● **WHAT YOU HAVE TO DO**: An exact reproduction of all the data is needed, with no images in it.

● **ENTRIES SUPPLIED**:
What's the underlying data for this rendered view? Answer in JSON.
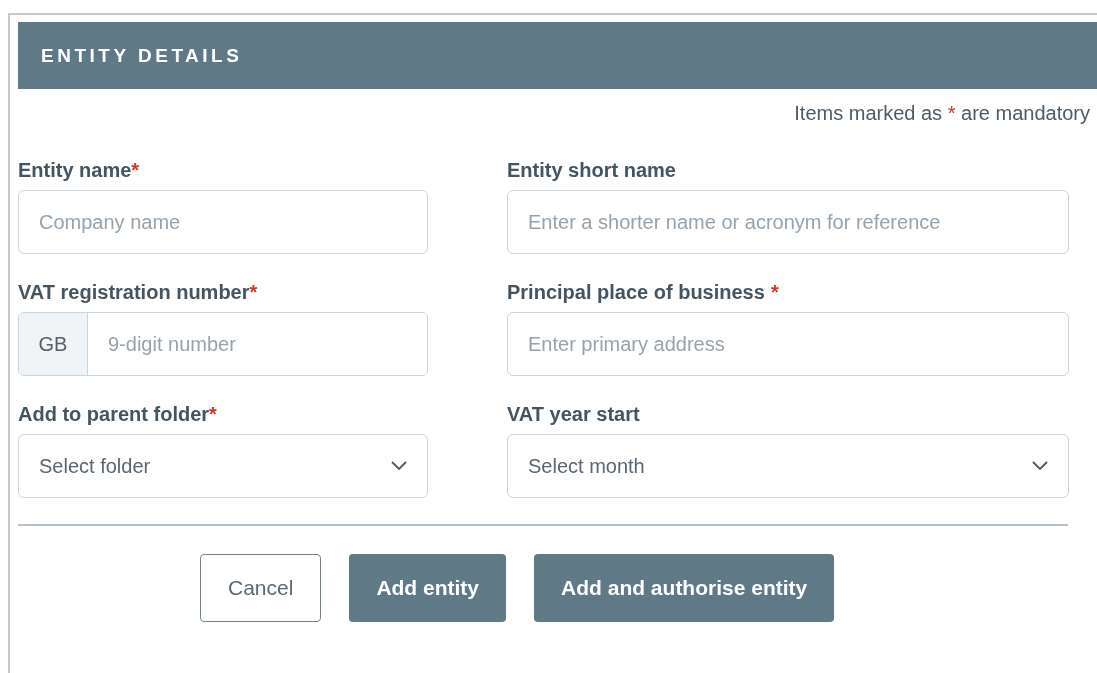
{
  "panel": {
    "title": "ENTITY DETAILS"
  },
  "note": {
    "before": "Items marked as",
    "mark": "*",
    "after": "are mandatory"
  },
  "fields": [
    {
      "kind": "text",
      "label": "Entity name",
      "required_mark": "*",
      "mark_spaced": false,
      "placeholder": "Company name"
    },
    {
      "kind": "text",
      "label": "Entity short name",
      "placeholder": "Enter a shorter name or acronym for reference"
    },
    {
      "kind": "prefixed",
      "label": "VAT registration number",
      "required_mark": "*",
      "mark_spaced": false,
      "prefix": "GB",
      "placeholder": "9-digit number"
    },
    {
      "kind": "text",
      "label": "Principal place of business",
      "required_mark": "*",
      "mark_spaced": true,
      "placeholder": "Enter primary address"
    },
    {
      "kind": "select",
      "label": "Add to parent folder",
      "required_mark": "*",
      "mark_spaced": false,
      "placeholder": "Select folder"
    },
    {
      "kind": "select",
      "label": "VAT year start",
      "placeholder": "Select month"
    }
  ],
  "buttons": [
    {
      "kind": "secondary",
      "label": "Cancel"
    },
    {
      "kind": "primary",
      "label": "Add entity"
    },
    {
      "kind": "primary",
      "label": "Add and authorise entity"
    }
  ]
}
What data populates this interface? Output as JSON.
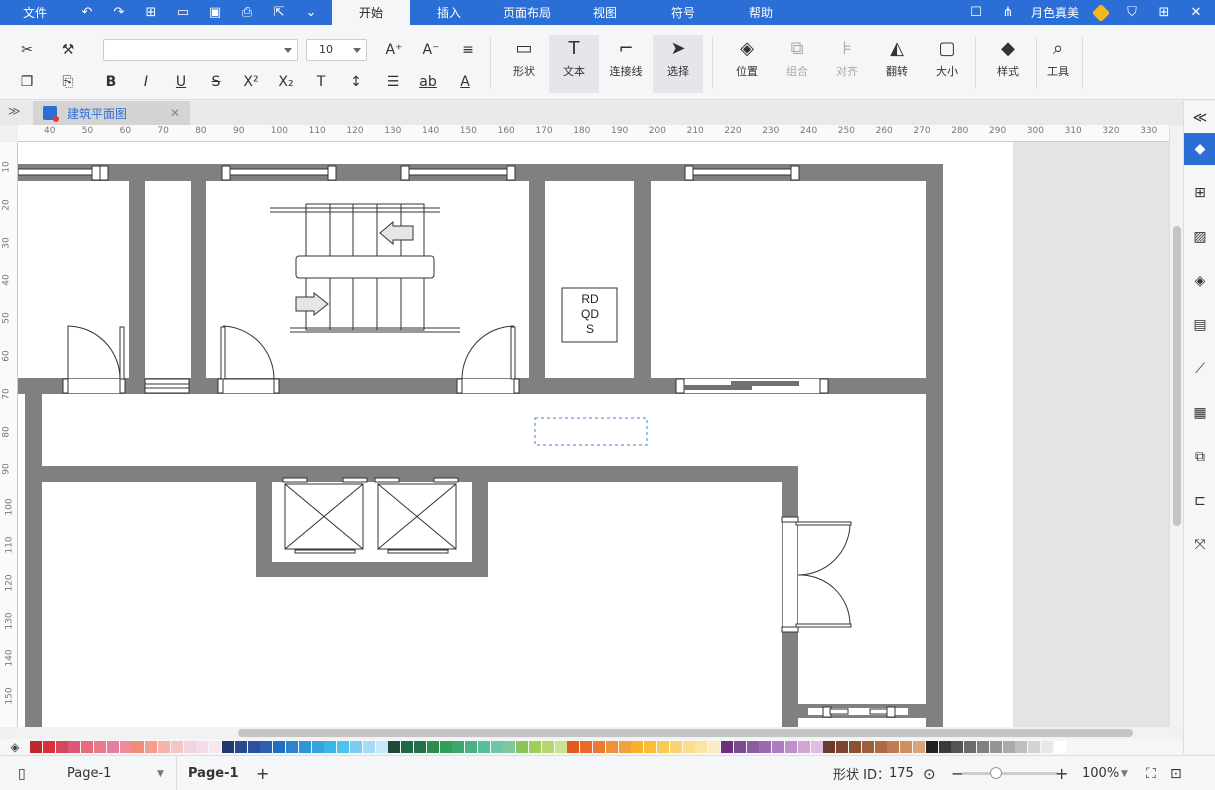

● **SOLUTION TO THE PROBLEM**:
What's the underlying data for this rendered view? Answer in JSON.
{
  "panel": {
    "title": "ENTITY DETAILS"
  },
  "note": {
    "before": "Items marked as",
    "mark": "*",
    "after": "are mandatory"
  },
  "fields": [
    {
      "kind": "text",
      "label": "Entity name",
      "required_mark": "*",
      "mark_spaced": false,
      "placeholder": "Company name"
    },
    {
      "kind": "text",
      "label": "Entity short name",
      "placeholder": "Enter a shorter name or acronym for reference"
    },
    {
      "kind": "prefixed",
      "label": "VAT registration number",
      "required_mark": "*",
      "mark_spaced": false,
      "prefix": "GB",
      "placeholder": "9-digit number"
    },
    {
      "kind": "text",
      "label": "Principal place of business",
      "required_mark": "*",
      "mark_spaced": true,
      "placeholder": "Enter primary address"
    },
    {
      "kind": "select",
      "label": "Add to parent folder",
      "required_mark": "*",
      "mark_spaced": false,
      "placeholder": "Select folder"
    },
    {
      "kind": "select",
      "label": "VAT year start",
      "placeholder": "Select month"
    }
  ],
  "buttons": [
    {
      "kind": "secondary",
      "label": "Cancel"
    },
    {
      "kind": "primary",
      "label": "Add entity"
    },
    {
      "kind": "primary",
      "label": "Add and authorise entity"
    }
  ]
}
What data populates this interface? Output as JSON.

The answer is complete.